_____. N.d.b. "Grupo Trans Siempre Amigas." [Accessed 8 July 2013]
_____. N.d.c. "Amigos Siempre Amigos, Inc." [Accessed 8 July 2013]
Alianza GTH, Coordinadora Lésbica, Heartland Alliance for Human Needs and Human Rights, and International Human Rights Clinic (Harvard Law School). March 2012. La situación de los derechos humanos de las personas lesbianas, gay, bisexuals y transgéneras en la República Dominicana. [Accessed 17 May 2013]
El Caribe [Santo Domingo]. 5 January 2013. "Matan homosexual de una puñalada en su casa." [Accessed 20 June 2013]
_____. 17 September 2012. Julia Ramírez. "Ministro FFAA señala dificultad de tener homosexuals en filas." [Accessed 20 June 2013]
_____. 1 July 2012. Julia Ramírez. "Homosexuales celebran orgullo gay con desfile." [Accessed 20 June 2013]
_____. 17 May 2012. Julia Ramírez. "Homosexuales de RD luchan por la pluralidad sexual." [Accessed 20 June 2013]
_____. 9 May 2012. Felivia Mejía. "La comunidad gay aboga por igualdad." [Accessed 20 June 2013]
Dominicanos Hoy. 22 March 2012. "Comunidad gay en RD: tolerancia, pero no aceptación." [Accessed 20 June 2013]
Heartland Alliance. N.d. "Mission and History." [Accessed 10 July 2013]
International Human Rights Clinic, Harvard Law School. N.d. "International Human Rights Clinic." [Accessed 10 July 2013]

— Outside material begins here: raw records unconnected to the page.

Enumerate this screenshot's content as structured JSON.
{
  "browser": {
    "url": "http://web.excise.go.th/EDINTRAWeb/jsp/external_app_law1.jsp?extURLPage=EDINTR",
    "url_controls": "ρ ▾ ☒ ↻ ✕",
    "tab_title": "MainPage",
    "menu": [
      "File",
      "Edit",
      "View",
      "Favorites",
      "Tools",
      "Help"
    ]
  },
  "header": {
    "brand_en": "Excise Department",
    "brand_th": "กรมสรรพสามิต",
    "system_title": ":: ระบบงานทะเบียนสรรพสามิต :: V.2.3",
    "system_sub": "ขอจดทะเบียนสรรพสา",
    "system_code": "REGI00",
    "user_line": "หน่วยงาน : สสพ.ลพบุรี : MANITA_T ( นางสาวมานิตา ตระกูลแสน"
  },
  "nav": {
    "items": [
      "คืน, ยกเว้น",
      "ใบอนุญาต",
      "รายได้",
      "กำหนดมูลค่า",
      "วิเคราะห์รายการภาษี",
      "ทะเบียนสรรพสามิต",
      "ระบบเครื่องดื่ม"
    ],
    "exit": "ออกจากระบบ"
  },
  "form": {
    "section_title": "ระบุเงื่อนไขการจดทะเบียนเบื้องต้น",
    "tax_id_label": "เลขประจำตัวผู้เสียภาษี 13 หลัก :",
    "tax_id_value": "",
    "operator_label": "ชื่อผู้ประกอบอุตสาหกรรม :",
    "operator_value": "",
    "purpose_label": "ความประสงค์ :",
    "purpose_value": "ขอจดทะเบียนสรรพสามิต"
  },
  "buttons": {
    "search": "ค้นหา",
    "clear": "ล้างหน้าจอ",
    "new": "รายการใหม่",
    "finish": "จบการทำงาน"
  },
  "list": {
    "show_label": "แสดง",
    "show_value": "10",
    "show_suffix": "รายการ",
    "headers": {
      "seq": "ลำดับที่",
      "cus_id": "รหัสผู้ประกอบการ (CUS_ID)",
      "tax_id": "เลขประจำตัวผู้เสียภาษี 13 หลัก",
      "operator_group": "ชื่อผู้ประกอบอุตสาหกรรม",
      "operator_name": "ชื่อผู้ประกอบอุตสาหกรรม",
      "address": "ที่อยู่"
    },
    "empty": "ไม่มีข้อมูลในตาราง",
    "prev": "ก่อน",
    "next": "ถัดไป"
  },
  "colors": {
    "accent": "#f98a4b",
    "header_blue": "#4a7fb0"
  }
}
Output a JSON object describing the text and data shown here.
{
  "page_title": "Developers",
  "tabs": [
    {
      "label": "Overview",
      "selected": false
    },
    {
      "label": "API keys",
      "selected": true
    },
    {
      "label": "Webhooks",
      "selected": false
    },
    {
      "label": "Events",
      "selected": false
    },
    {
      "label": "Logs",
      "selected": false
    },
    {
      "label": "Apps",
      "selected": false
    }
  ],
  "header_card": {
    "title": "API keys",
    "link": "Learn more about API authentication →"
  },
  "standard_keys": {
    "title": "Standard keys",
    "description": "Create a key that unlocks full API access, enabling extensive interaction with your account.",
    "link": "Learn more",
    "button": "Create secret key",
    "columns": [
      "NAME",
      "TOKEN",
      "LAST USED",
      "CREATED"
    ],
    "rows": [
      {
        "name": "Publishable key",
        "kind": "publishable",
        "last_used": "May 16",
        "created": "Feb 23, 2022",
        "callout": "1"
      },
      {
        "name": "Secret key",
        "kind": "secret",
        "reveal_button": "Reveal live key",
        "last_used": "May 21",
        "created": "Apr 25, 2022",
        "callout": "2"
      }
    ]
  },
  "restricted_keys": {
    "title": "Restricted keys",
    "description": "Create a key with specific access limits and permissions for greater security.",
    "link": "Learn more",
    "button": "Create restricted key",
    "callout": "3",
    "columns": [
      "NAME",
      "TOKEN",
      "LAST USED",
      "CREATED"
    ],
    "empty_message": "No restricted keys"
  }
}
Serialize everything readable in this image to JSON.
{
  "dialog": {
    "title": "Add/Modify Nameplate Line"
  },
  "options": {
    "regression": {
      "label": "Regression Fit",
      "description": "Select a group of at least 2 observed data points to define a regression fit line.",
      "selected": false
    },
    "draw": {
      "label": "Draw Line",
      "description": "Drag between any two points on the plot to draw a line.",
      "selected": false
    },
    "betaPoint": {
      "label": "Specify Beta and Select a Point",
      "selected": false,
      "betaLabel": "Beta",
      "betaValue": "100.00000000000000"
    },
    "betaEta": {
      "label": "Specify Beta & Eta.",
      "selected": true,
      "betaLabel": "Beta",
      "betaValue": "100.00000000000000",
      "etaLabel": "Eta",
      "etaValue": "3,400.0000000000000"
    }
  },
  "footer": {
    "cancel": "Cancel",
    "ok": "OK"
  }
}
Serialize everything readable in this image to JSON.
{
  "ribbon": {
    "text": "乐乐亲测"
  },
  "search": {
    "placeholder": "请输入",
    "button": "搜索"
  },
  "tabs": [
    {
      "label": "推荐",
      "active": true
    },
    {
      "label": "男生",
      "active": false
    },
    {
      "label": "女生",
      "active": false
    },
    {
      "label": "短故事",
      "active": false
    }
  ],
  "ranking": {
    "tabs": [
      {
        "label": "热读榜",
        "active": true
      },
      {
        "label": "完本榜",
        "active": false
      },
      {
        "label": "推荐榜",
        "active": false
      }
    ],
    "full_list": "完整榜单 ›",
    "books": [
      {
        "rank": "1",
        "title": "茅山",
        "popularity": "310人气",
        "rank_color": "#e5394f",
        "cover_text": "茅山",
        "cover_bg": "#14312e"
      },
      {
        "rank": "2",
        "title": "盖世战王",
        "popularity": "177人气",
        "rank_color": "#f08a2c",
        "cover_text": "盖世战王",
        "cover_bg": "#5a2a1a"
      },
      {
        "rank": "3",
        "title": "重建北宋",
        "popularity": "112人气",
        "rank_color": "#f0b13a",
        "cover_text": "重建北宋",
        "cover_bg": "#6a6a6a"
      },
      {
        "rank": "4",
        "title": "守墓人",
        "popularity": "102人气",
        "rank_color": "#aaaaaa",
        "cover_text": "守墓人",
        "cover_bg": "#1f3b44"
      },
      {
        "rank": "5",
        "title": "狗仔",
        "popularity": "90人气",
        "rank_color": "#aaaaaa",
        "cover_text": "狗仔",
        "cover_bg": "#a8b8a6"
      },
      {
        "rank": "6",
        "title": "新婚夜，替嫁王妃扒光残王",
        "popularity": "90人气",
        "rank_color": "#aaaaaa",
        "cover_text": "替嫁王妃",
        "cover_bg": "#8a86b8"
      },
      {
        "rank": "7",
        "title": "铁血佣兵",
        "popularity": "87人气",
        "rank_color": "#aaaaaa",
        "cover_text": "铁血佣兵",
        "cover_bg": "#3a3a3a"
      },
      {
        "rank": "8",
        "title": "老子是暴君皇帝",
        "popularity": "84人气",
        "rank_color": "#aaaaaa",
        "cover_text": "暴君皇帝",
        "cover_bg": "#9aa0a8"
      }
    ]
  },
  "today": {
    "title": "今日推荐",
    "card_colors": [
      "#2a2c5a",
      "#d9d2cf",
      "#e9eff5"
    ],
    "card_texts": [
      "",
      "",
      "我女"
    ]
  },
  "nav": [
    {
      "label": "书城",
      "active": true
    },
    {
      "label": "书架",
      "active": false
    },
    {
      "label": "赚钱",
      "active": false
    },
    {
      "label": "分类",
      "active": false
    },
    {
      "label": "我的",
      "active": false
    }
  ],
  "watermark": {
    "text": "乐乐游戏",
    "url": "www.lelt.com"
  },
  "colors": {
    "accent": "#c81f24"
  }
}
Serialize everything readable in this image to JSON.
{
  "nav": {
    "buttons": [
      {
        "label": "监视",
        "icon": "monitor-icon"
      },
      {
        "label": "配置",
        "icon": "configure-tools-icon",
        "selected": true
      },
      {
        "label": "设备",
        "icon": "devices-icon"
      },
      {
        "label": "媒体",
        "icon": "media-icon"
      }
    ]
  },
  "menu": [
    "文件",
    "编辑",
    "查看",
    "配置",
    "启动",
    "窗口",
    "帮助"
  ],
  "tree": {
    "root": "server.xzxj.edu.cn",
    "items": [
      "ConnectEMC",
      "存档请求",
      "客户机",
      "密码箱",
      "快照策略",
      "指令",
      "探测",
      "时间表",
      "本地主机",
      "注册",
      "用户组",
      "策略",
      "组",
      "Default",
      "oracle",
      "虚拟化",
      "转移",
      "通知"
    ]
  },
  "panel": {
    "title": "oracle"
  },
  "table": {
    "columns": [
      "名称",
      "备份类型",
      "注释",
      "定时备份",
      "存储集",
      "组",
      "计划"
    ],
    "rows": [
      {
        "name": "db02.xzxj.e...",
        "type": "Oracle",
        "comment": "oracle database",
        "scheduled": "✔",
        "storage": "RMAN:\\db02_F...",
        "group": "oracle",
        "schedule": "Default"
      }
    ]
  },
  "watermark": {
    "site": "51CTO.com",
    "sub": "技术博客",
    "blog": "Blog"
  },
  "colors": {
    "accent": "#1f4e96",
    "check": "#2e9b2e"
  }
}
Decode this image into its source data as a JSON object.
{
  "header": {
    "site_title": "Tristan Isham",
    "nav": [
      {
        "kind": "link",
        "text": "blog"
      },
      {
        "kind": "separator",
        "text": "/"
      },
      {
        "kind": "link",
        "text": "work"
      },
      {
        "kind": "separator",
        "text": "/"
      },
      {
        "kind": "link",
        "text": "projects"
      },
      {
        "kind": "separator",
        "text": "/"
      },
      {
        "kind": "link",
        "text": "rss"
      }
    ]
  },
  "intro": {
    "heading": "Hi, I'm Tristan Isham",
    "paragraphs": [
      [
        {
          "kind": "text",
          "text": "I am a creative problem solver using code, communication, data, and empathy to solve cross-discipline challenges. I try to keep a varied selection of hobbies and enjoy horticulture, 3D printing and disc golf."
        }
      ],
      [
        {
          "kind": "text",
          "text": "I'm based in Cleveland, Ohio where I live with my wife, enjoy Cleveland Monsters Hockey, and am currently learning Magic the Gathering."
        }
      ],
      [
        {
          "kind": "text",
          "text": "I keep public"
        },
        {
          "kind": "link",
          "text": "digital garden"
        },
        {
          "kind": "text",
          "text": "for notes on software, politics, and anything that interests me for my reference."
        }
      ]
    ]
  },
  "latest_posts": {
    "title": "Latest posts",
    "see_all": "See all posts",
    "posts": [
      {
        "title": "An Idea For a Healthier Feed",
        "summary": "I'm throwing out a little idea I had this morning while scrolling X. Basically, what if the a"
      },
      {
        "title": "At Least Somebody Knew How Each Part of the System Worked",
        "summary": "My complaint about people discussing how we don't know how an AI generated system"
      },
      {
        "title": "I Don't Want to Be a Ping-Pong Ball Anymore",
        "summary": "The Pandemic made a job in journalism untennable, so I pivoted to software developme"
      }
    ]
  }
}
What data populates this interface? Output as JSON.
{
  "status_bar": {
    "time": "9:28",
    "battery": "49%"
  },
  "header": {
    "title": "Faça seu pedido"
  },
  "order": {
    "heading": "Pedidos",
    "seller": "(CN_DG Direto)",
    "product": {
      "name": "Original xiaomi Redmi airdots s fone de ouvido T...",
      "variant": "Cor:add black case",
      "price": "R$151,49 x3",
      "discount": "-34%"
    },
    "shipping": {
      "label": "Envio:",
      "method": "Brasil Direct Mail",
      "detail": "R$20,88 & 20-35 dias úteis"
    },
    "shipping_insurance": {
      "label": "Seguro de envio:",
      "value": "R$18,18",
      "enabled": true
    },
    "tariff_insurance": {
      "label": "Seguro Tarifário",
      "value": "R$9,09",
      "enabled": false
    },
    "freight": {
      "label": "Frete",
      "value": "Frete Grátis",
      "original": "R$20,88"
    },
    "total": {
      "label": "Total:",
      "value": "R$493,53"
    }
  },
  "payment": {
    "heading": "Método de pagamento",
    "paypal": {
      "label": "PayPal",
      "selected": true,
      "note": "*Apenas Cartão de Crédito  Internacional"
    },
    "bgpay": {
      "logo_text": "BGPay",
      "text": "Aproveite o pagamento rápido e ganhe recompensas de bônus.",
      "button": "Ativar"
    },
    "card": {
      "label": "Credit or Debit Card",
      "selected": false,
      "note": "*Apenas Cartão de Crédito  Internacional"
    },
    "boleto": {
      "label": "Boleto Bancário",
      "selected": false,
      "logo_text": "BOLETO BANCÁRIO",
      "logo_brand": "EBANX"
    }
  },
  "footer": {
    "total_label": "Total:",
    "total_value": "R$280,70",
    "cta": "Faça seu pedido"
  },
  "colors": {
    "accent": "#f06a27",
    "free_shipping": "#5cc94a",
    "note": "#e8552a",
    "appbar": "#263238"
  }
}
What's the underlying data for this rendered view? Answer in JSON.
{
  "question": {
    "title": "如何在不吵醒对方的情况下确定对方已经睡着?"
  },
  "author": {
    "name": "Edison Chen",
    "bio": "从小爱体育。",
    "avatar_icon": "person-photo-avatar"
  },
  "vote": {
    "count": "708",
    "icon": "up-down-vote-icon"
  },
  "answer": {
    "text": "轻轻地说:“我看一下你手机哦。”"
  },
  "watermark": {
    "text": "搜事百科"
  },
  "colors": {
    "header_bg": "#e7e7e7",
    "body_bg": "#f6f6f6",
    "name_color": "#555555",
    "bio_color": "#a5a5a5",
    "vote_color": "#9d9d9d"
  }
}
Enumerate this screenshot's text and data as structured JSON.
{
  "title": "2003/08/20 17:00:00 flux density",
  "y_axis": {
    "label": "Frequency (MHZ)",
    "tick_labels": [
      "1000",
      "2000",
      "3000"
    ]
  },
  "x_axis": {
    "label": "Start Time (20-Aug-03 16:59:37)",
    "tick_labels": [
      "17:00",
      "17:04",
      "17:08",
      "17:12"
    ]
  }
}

International Lesbian, Gay, Bisexual, Trans, and Intersex Association (ILGA). May 2013. State-sponsored Homophobia. A World of Survey Laws: Criminalisation, Protection and Recognition of Same-sex Love. [Accessed 20 June 2013]
El Nacional [Santo Domingo]. 11 May 2011. José Rafael Sosa. "Asesinan travesti en Sosúa en Día contra Transfobia." [Accessed 20 June 2013]
Trans Siempre Amigas (TRANSSA). 10 May 2011. "Encuentran asesinada en su habitación reconocida transexual de Sosúa conocida como Naomi." [Accessed 20 June 2013]
Additional Sources Consulted
Oral sources: Representatives of Amigos Siempre Amigos were unable to provide information within the time constraints of this Response.
Internet sites, including: Almomento.net; Al Tanto; Amnesty International; Despertar Dominicano; Dominican Republic - Comisión Nacional de los Derechos Humanos, Ejército Nacional, Oficina Nacional de Estadística, Policía Nacional; ecoi.net; Factiva; GlobalGayz.com; Hechos de Hoy; Hoy Digital; Human Rights Watch; International Gay and Lesbian Human Rights Commission; Minority Rights Group; Mundo Visión; Noticias SIN; Pink News; United Nations - Human Rights Committee, Refworld, ReliefWeb; Universidad Autónoma de Santo Domingo; Univisión.